All operators of licensed landfill sites, and owners of closed landfill sites that are regulated by EPA via a Post Closure Pollution Abatement Notice (PC PAN), must manage landfill gas and leachate to minimise impacts to the environment and human health. They must also undertake a landfill gas risk assessment, put in place an environmental monitoring program verified by an EPA-appointed environmental auditor and have regular environmental audits. Operators and owners are required to implement audit recommendations through the issuing of an enforcement notice, to ensure risks are kept at an acceptably low level. The requirements for these risk assessments are set out in the guideline Best practice environmental management – Siting, design, operation and rehabilitation of landfills (publication 788).
EPA regional staff are aware of smaller landfills below the licensing threshold (landfills exempt from licensing) in their regions and may inspect these sites. Field staff will only issue a Pollution Abatement Notice (PAN) if there is a risk posed by the site. EPA supports councils to identify and understand landfill risks in their municipalities with the local council self-assessment tool for closed landfill environmental risk.
Living on the site of a closed landfill
Landfill operators are required to plan for and complete rehabilitation of landfill sites after they are closed.
Community concerns are sometimes raised in relation to old closed landfills where housing development has subsequently taken place. Such sites may predate landfill regulation. Due to the large variability in wastes types, and landfill operation and design, it is not possible to give definitive advice on the health risks of such landfills without a risk assessment specific to that landfill. Where a landfill site is causing local concern, site-specific monitoring and/or modelling is needed to aid any risk assessment and address any uncertainty about potential public health impacts.

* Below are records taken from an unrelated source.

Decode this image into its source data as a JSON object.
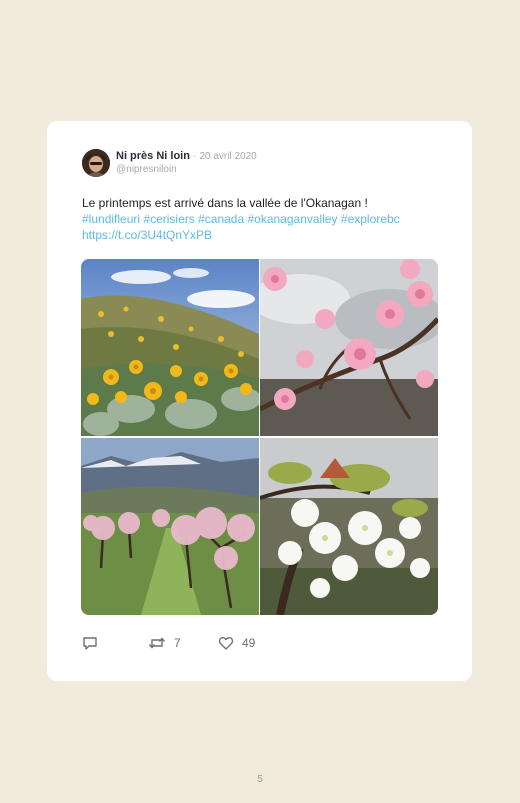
{
  "tweet": {
    "author_name": "Ni près Ni loin",
    "date": "20 avril 2020",
    "handle": "@nipresniloin",
    "text_line1": "Le printemps est arrivé dans la vallée de l'Okanagan !",
    "hashtags": [
      "#lundifleuri",
      "#cerisiers",
      "#canada",
      "#okanaganvalley",
      "#explorebc"
    ],
    "link": "https://t.co/3U4tQnYxPB",
    "photos": [
      {
        "subject": "yellow balsamroot wildflowers on hillside"
      },
      {
        "subject": "pink peach blossoms close-up"
      },
      {
        "subject": "orchard with pink blossoming trees and mountains"
      },
      {
        "subject": "white cherry blossoms close-up"
      }
    ],
    "actions": {
      "reply_icon": "speech-bubble-icon",
      "retweet_icon": "retweet-icon",
      "retweet_count": "7",
      "like_icon": "heart-icon",
      "like_count": "49"
    }
  },
  "page": {
    "number": "5"
  },
  "colors": {
    "background": "#f1ebdd",
    "card": "#ffffff",
    "link": "#5eb8e6",
    "name": "#2b2f3b",
    "muted": "#a4a8b0"
  }
}
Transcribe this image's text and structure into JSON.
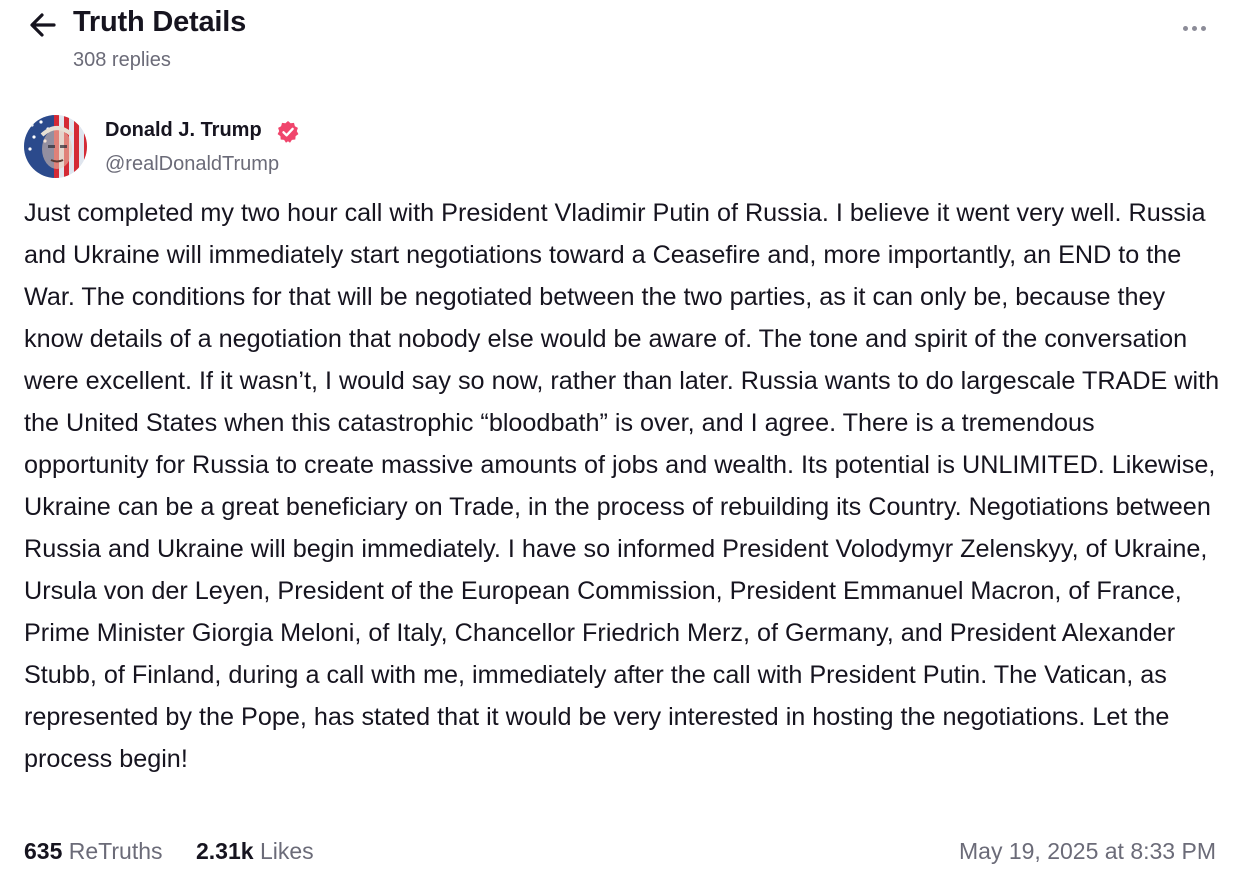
{
  "header": {
    "back_icon": "arrow-left-icon",
    "title": "Truth Details",
    "replies": "308 replies",
    "more_icon": "ellipsis-horizontal-icon"
  },
  "author": {
    "display_name": "Donald J. Trump",
    "handle": "@realDonaldTrump",
    "verified_icon": "verified-badge-icon",
    "verified_color": "#f0456c"
  },
  "post": {
    "text": "Just completed my two hour call with President Vladimir Putin of Russia. I believe it went very well. Russia and Ukraine will immediately start negotiations toward a Ceasefire and, more importantly, an END to the War. The conditions for that will be negotiated between the two parties, as it can only be, because they know details of a negotiation that nobody else would be aware of. The tone and spirit of the conversation were excellent. If it wasn’t, I would say so now, rather than later. Russia wants to do largescale TRADE with the United States when this catastrophic “bloodbath” is over, and I agree. There is a tremendous opportunity for Russia to create massive amounts of jobs and wealth. Its potential is UNLIMITED. Likewise, Ukraine can be a great beneficiary on Trade, in the process of rebuilding its Country. Negotiations between Russia and Ukraine will begin immediately. I have so informed President Volodymyr Zelenskyy, of Ukraine, Ursula von der Leyen, President of the European Commission, President Emmanuel Macron, of France, Prime Minister Giorgia Meloni, of Italy, Chancellor Friedrich Merz, of Germany, and President Alexander Stubb, of Finland, during a call with me, immediately after the call with President Putin. The Vatican, as represented by the Pope, has stated that it would be very interested in hosting the negotiations. Let the process begin!"
  },
  "stats": {
    "retruths_count": "635",
    "retruths_label": "ReTruths",
    "likes_count": "2.31k",
    "likes_label": "Likes",
    "timestamp": "May 19, 2025 at 8:33 PM"
  },
  "colors": {
    "text_primary": "#16141f",
    "text_secondary": "#6b6b78",
    "background": "#ffffff"
  }
}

This page was copied from EPA's old website. It was last updated on 22 January 2018.
Reviewed 18 September 2020